Not just this, they even proved God’s proclamation “[they] are merciful among themselves” wrong by fighting each other and killing thousands from each side. Only two possible results can be deduced from such a conclusion. First, the companions knew everything about Ibn Saba and his Saba’iyyat but they couldn’t act against God’s will (qadr). Second, Ibn Saba and his followers were so magical, well-trained and organized that even wisest companions failed to realize that something is going wrong. If the first conclusion is accepted as true that means there is nothing like “Judgement Day” where people will be held accountable for their actions. If the second conclusion is accepted as true that means companions have really done a serious “collective mistake” by not understanding the fact, which others could understand now, that there is a person called Ibn Saba who is hallucinating and controlling our minds. This conundrum has to be solved by those who accept the narrative of ‘ascribing’ every sort of conflict among companions to Ibn Saba.

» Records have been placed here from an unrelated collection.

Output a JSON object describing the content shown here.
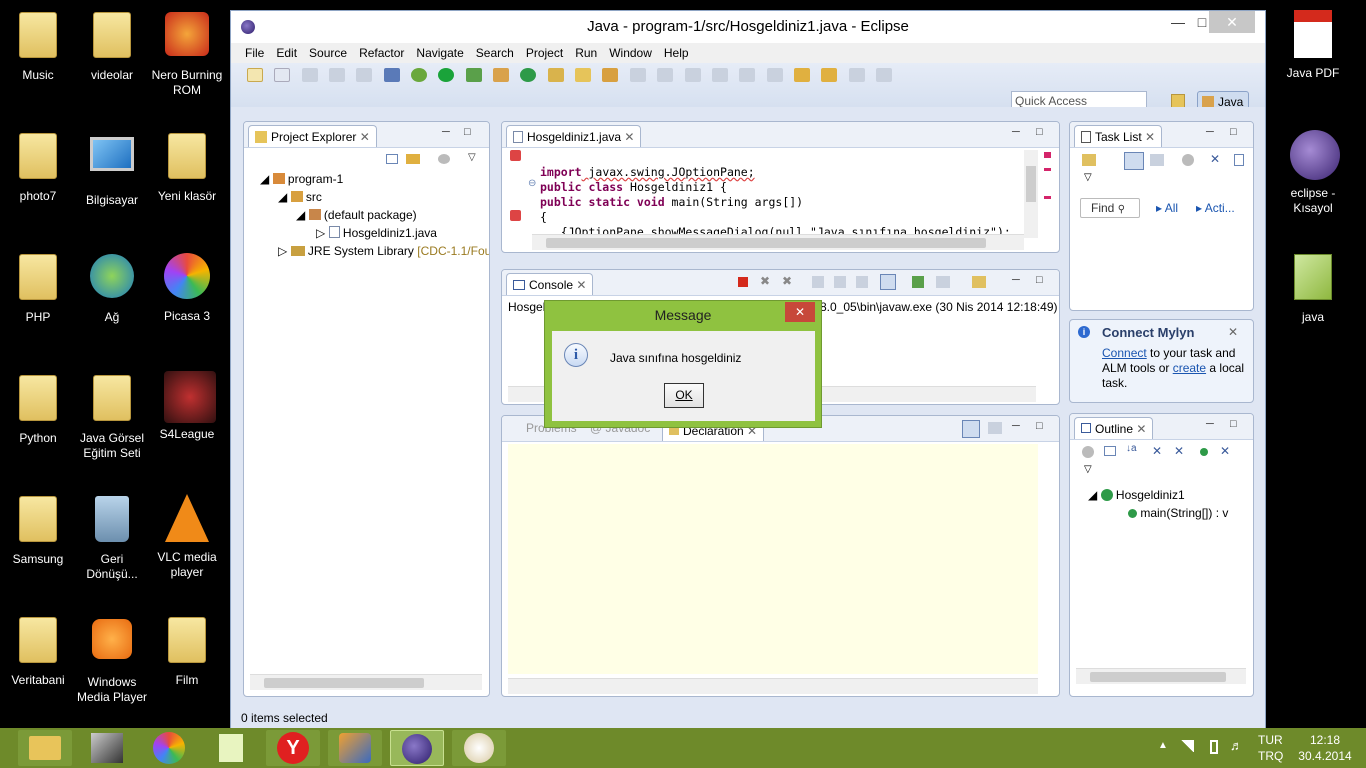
{
  "desktop_icons": [
    {
      "label": "Music"
    },
    {
      "label": "videolar"
    },
    {
      "label": "Nero Burning ROM"
    },
    {
      "label": "photo7"
    },
    {
      "label": "Bilgisayar"
    },
    {
      "label": "Yeni klasör"
    },
    {
      "label": "PHP"
    },
    {
      "label": "Ağ"
    },
    {
      "label": "Picasa 3"
    },
    {
      "label": "Python"
    },
    {
      "label": "Java Görsel Eğitim Seti"
    },
    {
      "label": "S4League"
    },
    {
      "label": "Samsung"
    },
    {
      "label": "Geri Dönüşü..."
    },
    {
      "label": "VLC media player"
    },
    {
      "label": "Veritabani"
    },
    {
      "label": "Windows Media Player"
    },
    {
      "label": "Film"
    },
    {
      "label": "Java PDF"
    },
    {
      "label": "eclipse - Kısayol"
    },
    {
      "label": "java"
    }
  ],
  "window": {
    "title": "Java - program-1/src/Hosgeldiniz1.java - Eclipse"
  },
  "menu": [
    "File",
    "Edit",
    "Source",
    "Refactor",
    "Navigate",
    "Search",
    "Project",
    "Run",
    "Window",
    "Help"
  ],
  "quick_access": {
    "placeholder": "Quick Access"
  },
  "perspective": "Java",
  "project_explorer": {
    "tab": "Project Explorer",
    "tree": {
      "project": "program-1",
      "src": "src",
      "package": "(default package)",
      "file": "Hosgeldiniz1.java",
      "jre": "JRE System Library",
      "jre_suffix": "[CDC-1.1/Fou"
    }
  },
  "editor": {
    "tab": "Hosgeldiniz1.java",
    "lines": {
      "l1a": "import",
      "l1b": " javax.swing.JOptionPane;",
      "l2a": "public class",
      "l2b": " Hosgeldiniz1 {",
      "l3a": "public static void",
      "l3b": " main(String args[])",
      "l4": "{",
      "l5": "   {JOptionPane.showMessageDialog(null,\"Java sınıfına hosgeldiniz\");"
    }
  },
  "console": {
    "tab": "Console",
    "text": "Hosgel",
    "text2": "8.0_05\\bin\\javaw.exe (30 Nis 2014 12:18:49)"
  },
  "bottom_tabs": {
    "problems": "Problems",
    "javadoc": "@ Javadoc",
    "declaration": "Declaration"
  },
  "task_list": {
    "tab": "Task List",
    "find": "Find",
    "all": "All",
    "acti": "Acti..."
  },
  "mylyn": {
    "title": "Connect Mylyn",
    "connect": "Connect",
    "text1": " to your task and ALM tools or ",
    "create": "create",
    "text2": " a local task."
  },
  "outline": {
    "tab": "Outline",
    "class": "Hosgeldiniz1",
    "method": "main(String[]) : v"
  },
  "status": {
    "text": "0 items selected"
  },
  "dialog": {
    "title": "Message",
    "message": "Java sınıfına hosgeldiniz",
    "ok": "OK"
  },
  "tray": {
    "lang1": "TUR",
    "lang2": "TRQ",
    "time": "12:18",
    "date": "30.4.2014"
  }
}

Maududi was not a prophet. Like all other ordinary humans, he was prone to error and he did, not necessarily in this book. His method of analysis and critical style of writing can be debated. Similarly, Maududi’s criteria to classify which historical narration is weak and which is strong is debatable too. But, outrightly negating Maududi’s work (Khilafat-o-Mulukiyat) is nothing but a deep deception and dishonesty of an unimaginable level. Every year in the month of Muharram al-Haram (first moth of Islamic calendar) the debate around the historical incident of Karbala heats up the atmosphere. Ironically, some “sunni” ulama start advocating Yazid as a true leader of believers and implicitly blaming Imam Hussain for being on the wrong side of the equation. This is condemnable in all possible words. In this situation, it is our responsibility to communicate the factual history to our coming generations without adding colours. We must have this courage to tell them that, companions were “the best” group of people on the face of earth but they were “humans” and humans, except prophets, are prone to make mistakes. We must have this courage to describe “wrong as wrong” so that the light “Truth” can be distinguished from glitters of “Falsehood”. If we are comfortable with playing ‘emotions’, then for invalidating the effect of one single truth, we have to create thousands of emotional tricks. But, we must not forget that tricks, by default, are not and can never be a permanent solution.
Author is Research Scholar,at Centre of Central Asian Studies,University of Kashmir,